▸ Description of the task
Starting at the line that contains "Read all visible content and emit it as JSON.", restate each line word for word through the final line of the data, keeping both ends.

▸ Given information
◆ ◆ ◆

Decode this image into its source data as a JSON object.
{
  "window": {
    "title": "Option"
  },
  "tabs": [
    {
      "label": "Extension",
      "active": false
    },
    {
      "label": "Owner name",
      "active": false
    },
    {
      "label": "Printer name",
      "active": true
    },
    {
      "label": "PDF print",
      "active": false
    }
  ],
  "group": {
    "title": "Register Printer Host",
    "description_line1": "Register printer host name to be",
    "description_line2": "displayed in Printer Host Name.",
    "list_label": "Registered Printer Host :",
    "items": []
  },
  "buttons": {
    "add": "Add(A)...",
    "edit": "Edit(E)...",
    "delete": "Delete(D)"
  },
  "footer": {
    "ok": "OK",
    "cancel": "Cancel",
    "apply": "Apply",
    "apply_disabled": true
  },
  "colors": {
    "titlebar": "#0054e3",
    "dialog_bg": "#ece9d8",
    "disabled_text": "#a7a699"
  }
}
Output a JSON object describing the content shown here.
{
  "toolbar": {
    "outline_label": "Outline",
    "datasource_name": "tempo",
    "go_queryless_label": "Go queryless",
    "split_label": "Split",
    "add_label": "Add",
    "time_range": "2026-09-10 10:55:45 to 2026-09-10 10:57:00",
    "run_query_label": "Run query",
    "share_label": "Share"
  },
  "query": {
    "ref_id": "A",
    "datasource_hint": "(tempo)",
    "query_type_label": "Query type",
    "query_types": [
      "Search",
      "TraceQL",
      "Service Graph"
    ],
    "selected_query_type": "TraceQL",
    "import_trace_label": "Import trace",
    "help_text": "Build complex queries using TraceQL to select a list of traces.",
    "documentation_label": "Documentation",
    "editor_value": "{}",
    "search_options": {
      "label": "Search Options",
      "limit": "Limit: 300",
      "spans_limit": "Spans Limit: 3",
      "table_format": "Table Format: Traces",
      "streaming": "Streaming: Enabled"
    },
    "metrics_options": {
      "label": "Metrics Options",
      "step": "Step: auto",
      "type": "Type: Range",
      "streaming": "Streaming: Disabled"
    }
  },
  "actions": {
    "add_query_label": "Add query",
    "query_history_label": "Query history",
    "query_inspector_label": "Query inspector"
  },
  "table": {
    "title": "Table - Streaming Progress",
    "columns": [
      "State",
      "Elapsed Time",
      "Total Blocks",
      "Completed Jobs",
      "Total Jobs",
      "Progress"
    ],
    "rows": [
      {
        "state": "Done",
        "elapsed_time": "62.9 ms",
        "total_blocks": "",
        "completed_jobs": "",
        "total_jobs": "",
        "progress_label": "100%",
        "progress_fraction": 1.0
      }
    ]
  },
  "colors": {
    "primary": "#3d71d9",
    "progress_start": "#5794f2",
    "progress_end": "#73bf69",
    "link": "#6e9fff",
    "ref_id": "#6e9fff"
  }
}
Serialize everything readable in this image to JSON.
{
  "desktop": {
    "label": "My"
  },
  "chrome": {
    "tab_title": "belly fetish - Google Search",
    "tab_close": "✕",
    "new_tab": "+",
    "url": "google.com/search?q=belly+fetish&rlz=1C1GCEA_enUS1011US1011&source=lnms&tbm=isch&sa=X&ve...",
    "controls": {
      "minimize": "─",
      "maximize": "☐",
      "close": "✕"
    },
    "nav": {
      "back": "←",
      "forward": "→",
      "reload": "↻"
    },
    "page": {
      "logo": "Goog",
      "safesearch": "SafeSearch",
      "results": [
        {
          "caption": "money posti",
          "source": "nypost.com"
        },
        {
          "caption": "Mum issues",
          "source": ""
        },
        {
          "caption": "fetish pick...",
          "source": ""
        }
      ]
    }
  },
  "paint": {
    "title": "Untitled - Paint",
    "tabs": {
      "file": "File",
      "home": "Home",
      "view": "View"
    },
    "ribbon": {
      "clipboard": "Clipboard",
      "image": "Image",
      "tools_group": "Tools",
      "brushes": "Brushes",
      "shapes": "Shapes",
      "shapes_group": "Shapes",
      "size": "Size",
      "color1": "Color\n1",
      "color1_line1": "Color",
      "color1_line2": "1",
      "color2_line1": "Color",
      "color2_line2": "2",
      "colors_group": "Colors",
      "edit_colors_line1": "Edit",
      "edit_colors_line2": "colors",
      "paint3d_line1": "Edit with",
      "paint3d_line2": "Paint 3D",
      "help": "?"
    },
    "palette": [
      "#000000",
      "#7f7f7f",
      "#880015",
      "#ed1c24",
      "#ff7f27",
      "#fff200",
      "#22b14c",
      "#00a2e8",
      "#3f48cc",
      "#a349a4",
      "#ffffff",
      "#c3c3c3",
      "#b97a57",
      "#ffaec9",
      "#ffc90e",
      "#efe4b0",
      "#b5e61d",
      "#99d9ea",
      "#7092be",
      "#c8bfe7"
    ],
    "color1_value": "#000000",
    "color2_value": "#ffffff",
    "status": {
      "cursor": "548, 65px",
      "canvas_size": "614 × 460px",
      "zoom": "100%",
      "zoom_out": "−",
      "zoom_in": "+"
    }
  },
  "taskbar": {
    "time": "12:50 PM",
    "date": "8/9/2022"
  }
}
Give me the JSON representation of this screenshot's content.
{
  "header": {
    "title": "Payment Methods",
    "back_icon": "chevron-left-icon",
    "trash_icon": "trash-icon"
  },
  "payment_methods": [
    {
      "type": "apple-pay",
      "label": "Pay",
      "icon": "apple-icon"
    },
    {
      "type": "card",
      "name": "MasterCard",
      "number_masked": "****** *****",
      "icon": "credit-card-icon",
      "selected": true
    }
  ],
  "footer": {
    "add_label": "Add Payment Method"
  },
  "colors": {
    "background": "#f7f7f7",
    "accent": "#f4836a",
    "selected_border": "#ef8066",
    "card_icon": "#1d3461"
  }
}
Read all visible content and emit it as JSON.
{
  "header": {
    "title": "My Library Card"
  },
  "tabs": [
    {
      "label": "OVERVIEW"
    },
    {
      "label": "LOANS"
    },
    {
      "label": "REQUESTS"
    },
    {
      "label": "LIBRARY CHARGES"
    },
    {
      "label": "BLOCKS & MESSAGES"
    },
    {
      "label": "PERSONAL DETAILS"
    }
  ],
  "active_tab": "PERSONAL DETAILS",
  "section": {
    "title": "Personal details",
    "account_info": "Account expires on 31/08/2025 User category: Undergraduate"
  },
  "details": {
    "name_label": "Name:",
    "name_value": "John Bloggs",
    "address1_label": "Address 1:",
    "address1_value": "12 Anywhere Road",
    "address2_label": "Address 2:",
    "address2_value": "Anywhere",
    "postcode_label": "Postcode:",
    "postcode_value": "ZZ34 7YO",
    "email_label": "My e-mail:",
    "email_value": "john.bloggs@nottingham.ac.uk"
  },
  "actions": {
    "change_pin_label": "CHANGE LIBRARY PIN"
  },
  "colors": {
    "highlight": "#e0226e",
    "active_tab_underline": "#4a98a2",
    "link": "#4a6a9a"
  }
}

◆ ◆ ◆

▸ Worked solution
Read all visible content and emit it as JSON.
{
  "header": {
    "title": "My Library Card"
  },
  "tabs": [
    {
      "label": "OVERVIEW"
    },
    {
      "label": "LOANS"
    },
    {
      "label": "REQUESTS"
    },
    {
      "label": "LIBRARY CHARGES"
    },
    {
      "label": "BLOCKS & MESSAGES"
    },
    {
      "label": "PERSONAL DETAILS"
    }
  ],
  "active_tab": "PERSONAL DETAILS",
  "section": {
    "title": "Personal details",
    "account_info": "Account expires on 31/08/2025 User category: Undergraduate"
  },
  "details": {
    "name_label": "Name:",
    "name_value": "John Bloggs",
    "address1_label": "Address 1:",
    "address1_value": "12 Anywhere Road",
    "address2_label": "Address 2:",
    "address2_value": "Anywhere",
    "postcode_label": "Postcode:",
    "postcode_value": "ZZ34 7YO",
    "email_label": "My e-mail:",
    "email_value": "john.bloggs@nottingham.ac.uk"
  },
  "actions": {
    "change_pin_label": "CHANGE LIBRARY PIN"
  },
  "colors": {
    "highlight": "#e0226e",
    "active_tab_underline": "#4a98a2",
    "link": "#4a6a9a"
  }
}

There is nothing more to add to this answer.